‘Let’s leave my parents out of this. As to your estimate, I am strapped to this chair Doc. I have no choice. By your own admission, your speculative, proforma estimate makes it plain that you are an orthodontist. Next time, I’ll be more careful and look for a dentist. Go ahead, do your worst. I am told you recently migrated from London, leaving a lucrative practice there to start your dental outfit here in India. Why?’
‘Our fees were fixed in the UK and patients were all on the National Health. There were limits to how much we could charge the patients. Mind you, I miss the pubs, feeding the ducks at St. James’s Park and the fish ‘n’ chips.’ My heart bled for him.
I was now in a black mood. ‘You mean here in India, you can fleece your patients dry, live in a luxury apartment, maintain a chauffeur driven BMW for yourself and a cute Alpha Romeo for the wife? All at my expense?’
‘Now, now Sir,’ proceeded the still genial dentist, ‘I know you’re in pain, but relax. Once this is over, you will feel like a new man.’ He then gave a silent nod to his nurse, who handed him a deceptively innocuous looking syringe, and the doctor asked me to say ‘Aaaah’ and uttered those immortal words, ‘Now this won’t hurt, you’ll just feel a slight prick in your gums, and then you’ll feel no more.’ Prescient words. Not only did I not feel any more, my lips had turned to blubber. I could sense spittle trickling down the sides of my mouth and could do precious little about it. Shades of Rowan Atkinson’s Mr. Bean at the dental surgery. Every now and then the doctor would ask me to expectorate into a Styrofoam cup placed by my side. All I had to do was turn my face towards the cup and a gooey amalgam of saliva, blood and phlegm drooled out of its own accord. All kinds of procedures were taking place inside my mouth, but I was blissfully innocent. After about thirty minutes of this, my dentist triumphantly declared, ‘That’s it. We are done for now. Clean him up, Reena.’ I could see Reena performing wiping motions at my oral area, but I felt absolutely nothing. For all I knew, she could have been wiping the dental halogen lamp just above me.

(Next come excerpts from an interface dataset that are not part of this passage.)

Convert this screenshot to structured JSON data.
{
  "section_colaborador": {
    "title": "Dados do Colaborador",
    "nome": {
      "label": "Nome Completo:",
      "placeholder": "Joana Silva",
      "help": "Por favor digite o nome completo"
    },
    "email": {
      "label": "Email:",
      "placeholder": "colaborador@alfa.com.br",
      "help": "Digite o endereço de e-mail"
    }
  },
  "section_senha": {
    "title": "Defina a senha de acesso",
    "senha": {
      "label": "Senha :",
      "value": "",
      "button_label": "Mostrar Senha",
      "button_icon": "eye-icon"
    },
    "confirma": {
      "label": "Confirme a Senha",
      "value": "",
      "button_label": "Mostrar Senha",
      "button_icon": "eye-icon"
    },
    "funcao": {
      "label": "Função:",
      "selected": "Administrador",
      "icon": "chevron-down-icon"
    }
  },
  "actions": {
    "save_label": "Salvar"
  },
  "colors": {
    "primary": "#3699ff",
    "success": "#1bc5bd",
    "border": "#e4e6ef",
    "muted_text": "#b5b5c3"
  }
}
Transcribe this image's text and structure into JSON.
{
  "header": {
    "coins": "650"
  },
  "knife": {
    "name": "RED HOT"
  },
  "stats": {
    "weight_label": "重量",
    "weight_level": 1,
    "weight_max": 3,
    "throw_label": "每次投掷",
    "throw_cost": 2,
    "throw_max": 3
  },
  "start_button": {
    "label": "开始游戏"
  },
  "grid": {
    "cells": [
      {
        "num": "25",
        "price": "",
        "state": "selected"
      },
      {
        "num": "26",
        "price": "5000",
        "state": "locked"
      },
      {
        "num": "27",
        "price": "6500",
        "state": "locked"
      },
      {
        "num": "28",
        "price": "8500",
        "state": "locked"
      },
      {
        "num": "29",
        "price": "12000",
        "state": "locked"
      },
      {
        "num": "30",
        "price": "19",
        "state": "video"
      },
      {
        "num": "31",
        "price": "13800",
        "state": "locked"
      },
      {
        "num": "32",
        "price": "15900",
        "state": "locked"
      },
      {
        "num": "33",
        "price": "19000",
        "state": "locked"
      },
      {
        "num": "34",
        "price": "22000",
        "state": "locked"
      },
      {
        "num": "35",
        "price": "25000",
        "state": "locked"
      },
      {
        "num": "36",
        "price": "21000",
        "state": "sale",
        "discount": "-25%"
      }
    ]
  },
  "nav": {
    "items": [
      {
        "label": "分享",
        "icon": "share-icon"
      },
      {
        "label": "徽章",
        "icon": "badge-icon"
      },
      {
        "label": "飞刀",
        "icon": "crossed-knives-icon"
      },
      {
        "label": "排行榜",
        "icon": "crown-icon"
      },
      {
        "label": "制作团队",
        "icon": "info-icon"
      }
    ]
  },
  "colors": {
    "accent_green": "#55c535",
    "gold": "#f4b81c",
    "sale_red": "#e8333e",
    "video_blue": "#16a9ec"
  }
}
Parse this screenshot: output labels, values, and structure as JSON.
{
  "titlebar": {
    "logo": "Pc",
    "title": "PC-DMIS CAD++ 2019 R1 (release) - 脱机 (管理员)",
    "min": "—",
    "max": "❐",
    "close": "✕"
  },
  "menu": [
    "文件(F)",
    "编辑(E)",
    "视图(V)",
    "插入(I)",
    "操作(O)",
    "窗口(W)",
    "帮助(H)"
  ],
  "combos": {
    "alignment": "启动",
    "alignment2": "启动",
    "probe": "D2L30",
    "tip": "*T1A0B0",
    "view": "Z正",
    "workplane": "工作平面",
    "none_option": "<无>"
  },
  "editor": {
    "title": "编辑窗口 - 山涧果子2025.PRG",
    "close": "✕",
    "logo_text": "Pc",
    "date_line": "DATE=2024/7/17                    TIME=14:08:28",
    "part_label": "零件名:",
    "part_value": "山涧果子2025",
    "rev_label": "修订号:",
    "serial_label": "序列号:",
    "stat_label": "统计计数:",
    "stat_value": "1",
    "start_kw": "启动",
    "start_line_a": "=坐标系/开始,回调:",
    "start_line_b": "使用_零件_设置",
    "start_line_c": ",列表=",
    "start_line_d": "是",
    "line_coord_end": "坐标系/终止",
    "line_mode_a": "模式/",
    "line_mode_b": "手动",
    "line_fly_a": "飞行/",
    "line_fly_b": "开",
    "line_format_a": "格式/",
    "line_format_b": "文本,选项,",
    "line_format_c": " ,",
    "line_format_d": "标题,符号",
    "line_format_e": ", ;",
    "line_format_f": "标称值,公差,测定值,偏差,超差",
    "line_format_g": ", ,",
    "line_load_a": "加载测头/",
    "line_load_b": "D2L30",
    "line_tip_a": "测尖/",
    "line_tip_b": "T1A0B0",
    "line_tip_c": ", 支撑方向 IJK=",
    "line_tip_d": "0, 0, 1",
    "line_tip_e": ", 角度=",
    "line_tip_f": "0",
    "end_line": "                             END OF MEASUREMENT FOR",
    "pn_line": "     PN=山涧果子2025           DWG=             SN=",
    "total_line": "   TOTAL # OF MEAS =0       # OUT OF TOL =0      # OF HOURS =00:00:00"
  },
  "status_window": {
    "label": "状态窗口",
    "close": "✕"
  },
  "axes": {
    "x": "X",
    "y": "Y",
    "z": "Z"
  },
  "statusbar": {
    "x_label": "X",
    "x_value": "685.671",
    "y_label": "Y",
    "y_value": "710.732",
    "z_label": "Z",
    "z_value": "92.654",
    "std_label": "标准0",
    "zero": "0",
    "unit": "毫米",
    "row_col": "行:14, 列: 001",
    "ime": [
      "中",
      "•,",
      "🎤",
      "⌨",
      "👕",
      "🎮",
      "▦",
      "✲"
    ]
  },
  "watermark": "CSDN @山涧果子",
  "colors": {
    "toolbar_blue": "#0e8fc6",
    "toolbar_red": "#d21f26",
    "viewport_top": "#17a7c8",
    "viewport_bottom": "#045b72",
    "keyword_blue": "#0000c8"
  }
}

I had a final question before leaving the room. I wanted to ask him how long it will take for the anesthetic to wear off and whether there will be any pain thereafter. Instead, what came out of my mouth was, ‘Hwwllllngg wiittkkfss anspthook to weffoff amph wib I fib ang fcckkhing thoofake and pheng?’ Accompanied by a copious flow of dribble. Obviously, Dr. Gupta was used to this. No interpretation was required. Smilingly he replied, ‘A couple of hours at the most, and you will feel no pain. I have prescribed some painkillers, just in case. See you next week.’
Despite all my misgivings, and the big hole in my bank account thanks to this dental visit, I had to admit that Dr. Gupta knew his dental onions. I cannot swear to whether he is a dentist or an orthodontist but, in the famous (if paraphrased) words of the late British comic genius Tony Hancock, ‘By Cuspid, he is a fine dentist, once he got his teeth into it!’